Tender opens soon for Dounreay reactor demolition

11 August 2017

Companies are being invited to bid for a contract to demolish the Dounreay Materials Test Reactor (DMTR) in Scotland. A contract notice will appear in the Official Journal of the European Union for the project estimated to be worth around £7 million ($9 million) over three years. A contractor is expected to be appointed in the first half of 2018.

Dounreay Materials Test Reactor - 460 (Dounreay)
The Dounreay Materials Test Reactor (Image: DSRL)

DMTR, which became Scotland's first operational reactor in 1958, tested the effects of irradiation on metals and was the only reactor on the site to use heavy water instead of liquid metal as a coolant. First criticality was achieved in a test rig known as ZETR (zero energy test reactor) located alongside DMTR on 13 August 1957.

Bill Lambie, project manager at Dounreay Site Restoration Limited (DSRL), said today: "This month we celebrate the 60th anniversary of the first criticality in Scotland, which took place in a temporary test rig. This was an historic moment because it put Dounreay on the map as the UK's centre of fast reactor research, and encouraged the local population to acquire scientific skills and abilities that have been associated with the area ever since."

DSRL is now poised to demolish its successor and the oldest reactor on the site. Lambie said: "The removal of DMTR from the skyline will be a significant step for Dounreay, and will be a real and visible sign of the decommissioning progress being made."

DSRL is the site licence company responsible for the clean-up and demolition of Britain's former centre of fast reactor research and development.
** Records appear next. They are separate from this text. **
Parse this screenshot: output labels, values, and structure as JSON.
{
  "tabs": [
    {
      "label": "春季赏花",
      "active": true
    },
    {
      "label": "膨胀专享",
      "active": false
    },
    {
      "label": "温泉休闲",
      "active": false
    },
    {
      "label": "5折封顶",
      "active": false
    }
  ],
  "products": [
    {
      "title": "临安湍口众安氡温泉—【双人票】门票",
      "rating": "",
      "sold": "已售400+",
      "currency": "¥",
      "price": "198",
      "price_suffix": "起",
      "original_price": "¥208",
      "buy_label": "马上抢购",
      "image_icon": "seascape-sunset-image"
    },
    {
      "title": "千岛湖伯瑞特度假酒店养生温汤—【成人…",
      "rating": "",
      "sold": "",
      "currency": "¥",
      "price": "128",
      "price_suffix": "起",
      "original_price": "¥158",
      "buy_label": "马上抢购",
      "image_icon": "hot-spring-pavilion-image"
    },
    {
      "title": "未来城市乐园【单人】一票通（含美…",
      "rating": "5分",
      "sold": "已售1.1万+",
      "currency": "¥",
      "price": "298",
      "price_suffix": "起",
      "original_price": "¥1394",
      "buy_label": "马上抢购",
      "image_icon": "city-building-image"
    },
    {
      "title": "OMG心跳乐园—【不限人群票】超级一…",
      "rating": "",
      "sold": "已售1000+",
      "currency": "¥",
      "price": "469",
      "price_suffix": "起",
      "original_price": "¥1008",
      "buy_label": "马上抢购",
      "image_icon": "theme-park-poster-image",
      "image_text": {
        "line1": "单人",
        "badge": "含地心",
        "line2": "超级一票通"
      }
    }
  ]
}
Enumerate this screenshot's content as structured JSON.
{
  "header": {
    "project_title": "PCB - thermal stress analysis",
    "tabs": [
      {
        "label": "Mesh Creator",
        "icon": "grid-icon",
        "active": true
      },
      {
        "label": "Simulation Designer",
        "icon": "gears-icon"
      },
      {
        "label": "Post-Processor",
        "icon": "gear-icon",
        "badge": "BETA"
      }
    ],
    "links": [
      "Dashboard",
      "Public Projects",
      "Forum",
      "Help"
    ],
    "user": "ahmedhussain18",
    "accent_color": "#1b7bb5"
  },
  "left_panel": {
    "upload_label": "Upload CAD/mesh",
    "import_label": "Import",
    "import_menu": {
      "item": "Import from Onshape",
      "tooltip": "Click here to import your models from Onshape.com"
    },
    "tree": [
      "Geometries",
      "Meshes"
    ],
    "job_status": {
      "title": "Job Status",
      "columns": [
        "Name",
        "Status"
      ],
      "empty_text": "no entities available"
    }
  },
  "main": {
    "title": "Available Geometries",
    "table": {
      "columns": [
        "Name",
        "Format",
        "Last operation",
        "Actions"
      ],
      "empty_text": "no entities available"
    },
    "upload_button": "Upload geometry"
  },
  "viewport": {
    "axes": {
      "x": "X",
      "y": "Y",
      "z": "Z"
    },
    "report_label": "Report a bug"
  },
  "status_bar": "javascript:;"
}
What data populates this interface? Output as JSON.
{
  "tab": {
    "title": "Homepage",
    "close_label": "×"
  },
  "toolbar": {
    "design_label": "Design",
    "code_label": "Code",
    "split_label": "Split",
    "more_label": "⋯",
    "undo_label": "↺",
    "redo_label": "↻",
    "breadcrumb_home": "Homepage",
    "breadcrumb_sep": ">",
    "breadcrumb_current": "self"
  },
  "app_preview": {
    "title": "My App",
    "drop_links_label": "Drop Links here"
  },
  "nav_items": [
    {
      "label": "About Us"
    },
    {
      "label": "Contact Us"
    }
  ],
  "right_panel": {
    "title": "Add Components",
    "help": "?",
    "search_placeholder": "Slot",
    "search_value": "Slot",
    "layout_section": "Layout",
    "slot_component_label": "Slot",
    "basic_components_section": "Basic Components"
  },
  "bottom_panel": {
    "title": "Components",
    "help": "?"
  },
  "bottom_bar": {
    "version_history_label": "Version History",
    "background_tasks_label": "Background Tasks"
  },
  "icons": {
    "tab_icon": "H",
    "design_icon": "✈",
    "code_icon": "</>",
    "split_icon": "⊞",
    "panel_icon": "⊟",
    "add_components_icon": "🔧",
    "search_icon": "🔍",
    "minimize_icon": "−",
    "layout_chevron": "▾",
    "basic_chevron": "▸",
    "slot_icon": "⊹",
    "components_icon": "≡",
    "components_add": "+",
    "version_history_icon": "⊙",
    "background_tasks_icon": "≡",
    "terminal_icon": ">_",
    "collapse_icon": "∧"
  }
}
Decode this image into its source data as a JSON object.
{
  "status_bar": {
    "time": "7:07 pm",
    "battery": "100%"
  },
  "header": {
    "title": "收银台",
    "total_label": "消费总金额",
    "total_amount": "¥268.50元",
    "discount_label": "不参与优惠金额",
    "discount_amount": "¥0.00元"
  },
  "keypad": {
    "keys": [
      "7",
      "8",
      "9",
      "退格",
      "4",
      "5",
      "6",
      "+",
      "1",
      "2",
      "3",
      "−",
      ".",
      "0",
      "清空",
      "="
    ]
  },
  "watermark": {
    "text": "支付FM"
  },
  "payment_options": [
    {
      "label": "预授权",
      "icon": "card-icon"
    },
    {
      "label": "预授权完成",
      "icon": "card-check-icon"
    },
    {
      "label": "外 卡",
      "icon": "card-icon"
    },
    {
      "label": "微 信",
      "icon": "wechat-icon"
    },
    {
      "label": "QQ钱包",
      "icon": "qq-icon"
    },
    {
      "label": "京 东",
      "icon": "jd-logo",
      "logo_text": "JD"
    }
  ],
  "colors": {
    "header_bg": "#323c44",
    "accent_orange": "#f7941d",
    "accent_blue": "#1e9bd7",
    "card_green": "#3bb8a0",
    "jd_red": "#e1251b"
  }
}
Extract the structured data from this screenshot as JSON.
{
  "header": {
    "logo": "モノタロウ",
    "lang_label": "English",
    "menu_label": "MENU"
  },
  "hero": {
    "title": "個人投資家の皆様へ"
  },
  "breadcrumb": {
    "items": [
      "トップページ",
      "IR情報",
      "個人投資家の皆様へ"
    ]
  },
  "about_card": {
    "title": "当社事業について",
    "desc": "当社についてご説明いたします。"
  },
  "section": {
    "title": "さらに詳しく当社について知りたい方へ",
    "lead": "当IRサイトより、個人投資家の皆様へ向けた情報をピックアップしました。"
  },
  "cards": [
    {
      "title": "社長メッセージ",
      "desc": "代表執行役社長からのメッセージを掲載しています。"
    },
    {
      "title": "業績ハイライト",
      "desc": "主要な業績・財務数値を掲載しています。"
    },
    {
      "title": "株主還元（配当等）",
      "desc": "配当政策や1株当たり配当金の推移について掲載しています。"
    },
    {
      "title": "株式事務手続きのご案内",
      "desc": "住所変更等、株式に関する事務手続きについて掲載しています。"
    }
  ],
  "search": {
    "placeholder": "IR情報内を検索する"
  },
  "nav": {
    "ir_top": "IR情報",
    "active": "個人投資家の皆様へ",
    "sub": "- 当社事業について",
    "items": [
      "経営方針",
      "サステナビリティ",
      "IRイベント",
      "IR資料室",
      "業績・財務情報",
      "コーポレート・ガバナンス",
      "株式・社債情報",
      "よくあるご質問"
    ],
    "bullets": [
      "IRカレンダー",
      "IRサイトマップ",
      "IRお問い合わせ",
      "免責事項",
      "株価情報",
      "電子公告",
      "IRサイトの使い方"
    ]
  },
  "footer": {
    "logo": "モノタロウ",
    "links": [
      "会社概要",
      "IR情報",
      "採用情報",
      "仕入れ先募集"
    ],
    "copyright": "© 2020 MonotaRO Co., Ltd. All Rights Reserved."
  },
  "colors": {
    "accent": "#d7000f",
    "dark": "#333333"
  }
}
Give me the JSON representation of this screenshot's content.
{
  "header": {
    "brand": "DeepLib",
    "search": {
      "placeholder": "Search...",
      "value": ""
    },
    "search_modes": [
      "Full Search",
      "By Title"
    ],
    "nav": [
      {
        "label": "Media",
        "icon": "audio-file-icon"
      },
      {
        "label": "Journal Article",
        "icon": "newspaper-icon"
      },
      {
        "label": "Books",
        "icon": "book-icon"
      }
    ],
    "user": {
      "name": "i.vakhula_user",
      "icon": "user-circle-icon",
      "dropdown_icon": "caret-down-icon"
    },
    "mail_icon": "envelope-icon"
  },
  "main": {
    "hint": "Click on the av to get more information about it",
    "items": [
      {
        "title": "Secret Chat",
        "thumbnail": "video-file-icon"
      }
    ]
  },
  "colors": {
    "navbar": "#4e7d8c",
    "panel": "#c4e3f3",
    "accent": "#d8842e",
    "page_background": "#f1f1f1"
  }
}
It is a wholly-owned subsidiary of the Cavendish Dounreay Partnership Ltd, a consortium of Cavendish Nuclear, CH2M and AECOM. It is funded by the Nuclear Decommissioning Authority to deliver the site closure program.

Fuel was removed from DMTR soon after it shut down in 1969 and many of the surrounding facilities, including cooling towers, emergency control room and pipework have since been cleared out and demolished. The control room desk and panels were transferred to Caithness Horizons museum, in Thurso, in 2015, where they remain on display and the final support building is on track to be knocked down by the end of the year, DSRL said.

DMTR was built with steelwork weighing almost 600 tonnes and stands on foundations more than 25 metres in diameter.

Researched and written
by World Nuclear News